COVID-19 Recovery Bill - Fast-Track Consenting Pathway for Large Projects

Introduction 

The Environment Minister ('Minister') has announced a law change that will fast-track consenting for large development and infrastructure projects under the Resource Management Act 1991 ('RMA'). The COVID-19 Recovery (Fast Track Consenting) Bill ('Bill') will provide an “alternative consenting pathway” for large projects. The law change seeks to address the key impediments, the existing RMA consenting processes are seen to pose to economic recovery from COVID-19; lack of speed and certainty.

Proposed COVID-19 Recovery Bill

The Bill is currently being drafted, so limited detail is presently available regarding the proposed new law. Although available information indicates that the Bill will not amend the RMA, but will instead provide an alternative pathway for consenting large projects.

Eligible Projects

The Minister has given an indication of the types of projects that will be eligible for the fast-track consenting process. It is intended that some large-scale government-led projects, including those in the NZTA's Land Transport Programme, will be identified in the fast-track legislation. Additionally, some works by government agencies will be able to start "as of right".  However, the process is not limited to public projects. It may also be utilised by large private-led projects.

The Minister has made it clear that projects must be significant in size and 'job-rich'. The Minister has also indicated that projects that assist with housing challenges, encourage active transport and enhance the environment will be prioritised. While it is expected that a number of “shovel-ready” projects identified by the Infrastructure Reference Group will be eligible, the fast-track consenting process will not be limited to these projects.

Significance Departure from Standard RMA Consenting Process

The fast-track process will present a marked difference to the usual RMA consenting process in a number of ways.

While the RMA provides for decision making generally to be made by local councils, fast-track consenting decisions will be made centrally.

In the first instance, the Minister will decide on the eligibility of the projects to proceed via the fast-track process.

Where the Minister approves the project, it will then be referred to an expert consulting panel to determine the resource consent application. The expert panel will be chaired by a current or retired Environment Court Judge (or senior lawyer) and will include persons nominated by the relevant local council and iwi authorities, as well as persons with expertise in resource management, technical project advice, environmental protection, tikanga Māori and mātauranga Māori.

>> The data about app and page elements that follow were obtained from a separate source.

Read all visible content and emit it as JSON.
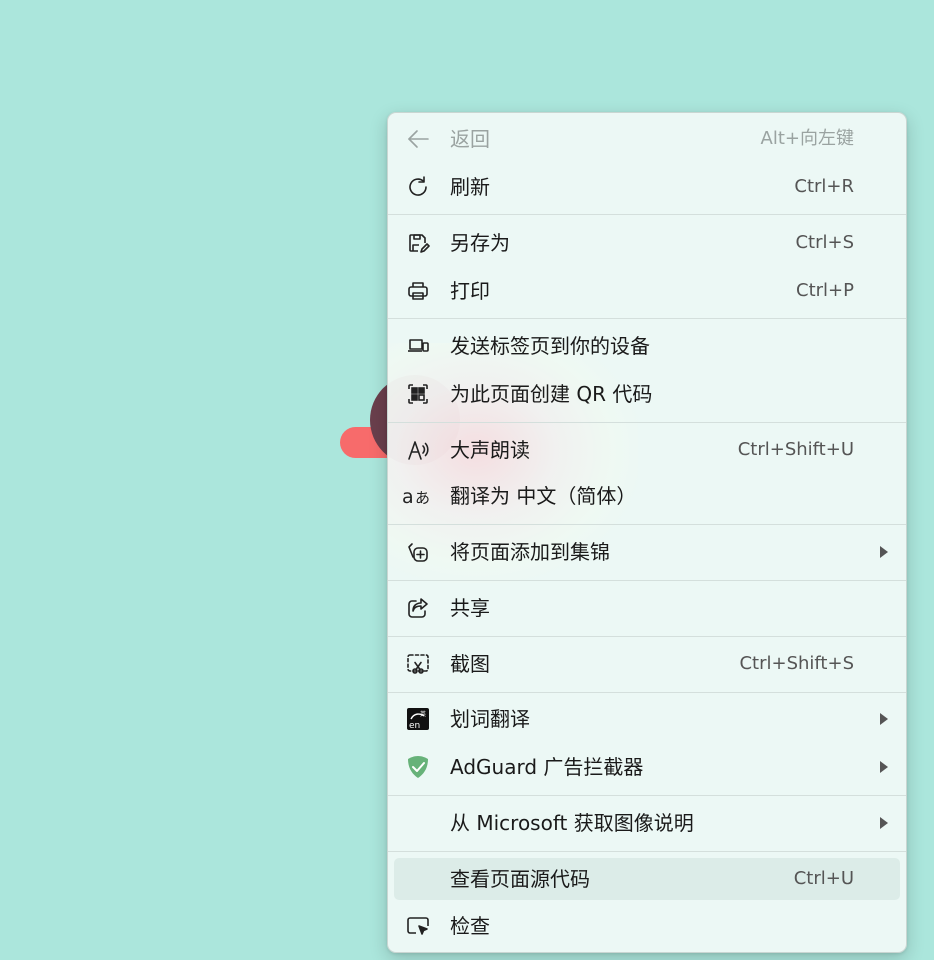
{
  "menu": {
    "items": [
      {
        "label": "返回",
        "shortcut": "Alt+向左键",
        "icon": "back-arrow-icon",
        "disabled": true
      },
      {
        "label": "刷新",
        "shortcut": "Ctrl+R",
        "icon": "refresh-icon"
      },
      {
        "label": "另存为",
        "shortcut": "Ctrl+S",
        "icon": "save-as-icon"
      },
      {
        "label": "打印",
        "shortcut": "Ctrl+P",
        "icon": "printer-icon"
      },
      {
        "label": "发送标签页到你的设备",
        "shortcut": "",
        "icon": "send-tab-to-device-icon"
      },
      {
        "label": "为此页面创建 QR 代码",
        "shortcut": "",
        "icon": "qr-code-icon"
      },
      {
        "label": "大声朗读",
        "shortcut": "Ctrl+Shift+U",
        "icon": "read-aloud-icon"
      },
      {
        "label": "翻译为 中文（简体）",
        "shortcut": "",
        "icon": "translate-icon"
      },
      {
        "label": "将页面添加到集锦",
        "shortcut": "",
        "icon": "collections-add-icon",
        "submenu": true
      },
      {
        "label": "共享",
        "shortcut": "",
        "icon": "share-icon"
      },
      {
        "label": "截图",
        "shortcut": "Ctrl+Shift+S",
        "icon": "screenshot-icon"
      },
      {
        "label": "划词翻译",
        "shortcut": "",
        "icon": "word-translate-extension-icon",
        "submenu": true
      },
      {
        "label": "AdGuard 广告拦截器",
        "shortcut": "",
        "icon": "adguard-shield-icon",
        "submenu": true
      },
      {
        "label": "从 Microsoft 获取图像说明",
        "shortcut": "",
        "icon": "",
        "submenu": true
      },
      {
        "label": "查看页面源代码",
        "shortcut": "Ctrl+U",
        "icon": "",
        "hovered": true
      },
      {
        "label": "检查",
        "shortcut": "",
        "icon": "inspect-icon"
      }
    ]
  },
  "colors": {
    "background": "#abe6dc",
    "menu_background": "#eef9f6",
    "hover": "#dcece8",
    "adguard_green": "#67b279",
    "deco_pink": "#f76b6b",
    "deco_dark": "#6a3f4c"
  }
}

Present indications are that the expert panel will issue decisions within 25 working days, although this could be increased to 50 days for large scale projects.

While the criteria for the Minister's decision on project eligibility has yet to be released, the Minister has stated that once a project is referred to the expert consulting panel, "there is a high level of certainty the resource consent will be granted". 

Significantly, it is proposed that the fast-track consenting process will not allow for public participation - there will be no public notification of resource consent applications.

However, the government has confirmed that existing Treaty of Waitangi settlements will be upheld, as will  “sustainable management” (key concept which underpins the RMA – allows for development subject to appropriate management of environmental effects) and existing RMA national direction.

Appeal rights will however be limited to points of law and/or judicial review to the High Court (with one further right of appeal to the Court of Appeal).

Two Year Period Proposed for Fast-Track Consenting Process

It is proposed that the legislation will have a “sunset” clause, which will see the legislation repealed in two years and, consequently, the availability of the fast-track consenting process will expire at the end of this period.

Details Still to Come

As the Bill is currently being drafted, there is still a lot of detail to come about the fast track consenting process, including details of the criteria for project eligibility and the process which will be adopted by the expert panel in determining project resource consent applications.

Process Available for Projects - End of June

Projects will be able to use the fast-track consenting process once the Bill is enacted, which the government expects to occur toward the end of June.

Challenge Presented by Fast-Track Process - Ensuring Environmental Safeguards & Outcomes

The centralisation of decision making, limited time frame for determining resource consent applications, removal of public participation rights and limitation on appeal rights are key features of the proposed fast-track consenting process which will, without a doubt, mean a speedy and more certain consenting process than could ever be achieved via the usual RMA consenting process.

However the side-lining of some of the key features of consenting under the RMA inevitably raises a concern whether such a process can still ensure the effectiveness of environmental management and acceptable environmental outcomes. While there is no doubt that there is a critical need for measures to be undertaken to ensure economic recovery from COVID-19, it is equally important that the alternative consenting process provides environmental safeguards and ensures that sustainable environmental outcomes will be achieved. The challenge for the government will be in getting this right through, in the first instance, the drafting of the legislation itself and establishing appropriate criteria for eligible projects and a robust decision-making process by expert consulting panels.

If you would like further explanation regarding the proposed fast-track consenting process or wish to be kept informed regarding the Bill progress, then please do not hesitate to get in contact with our team at Adderley Head.

Disclaimer: This is a brief summary for information purposes only and is not legal advice.

Posted on Tuesday 5th May, 2020 at 01:25 pm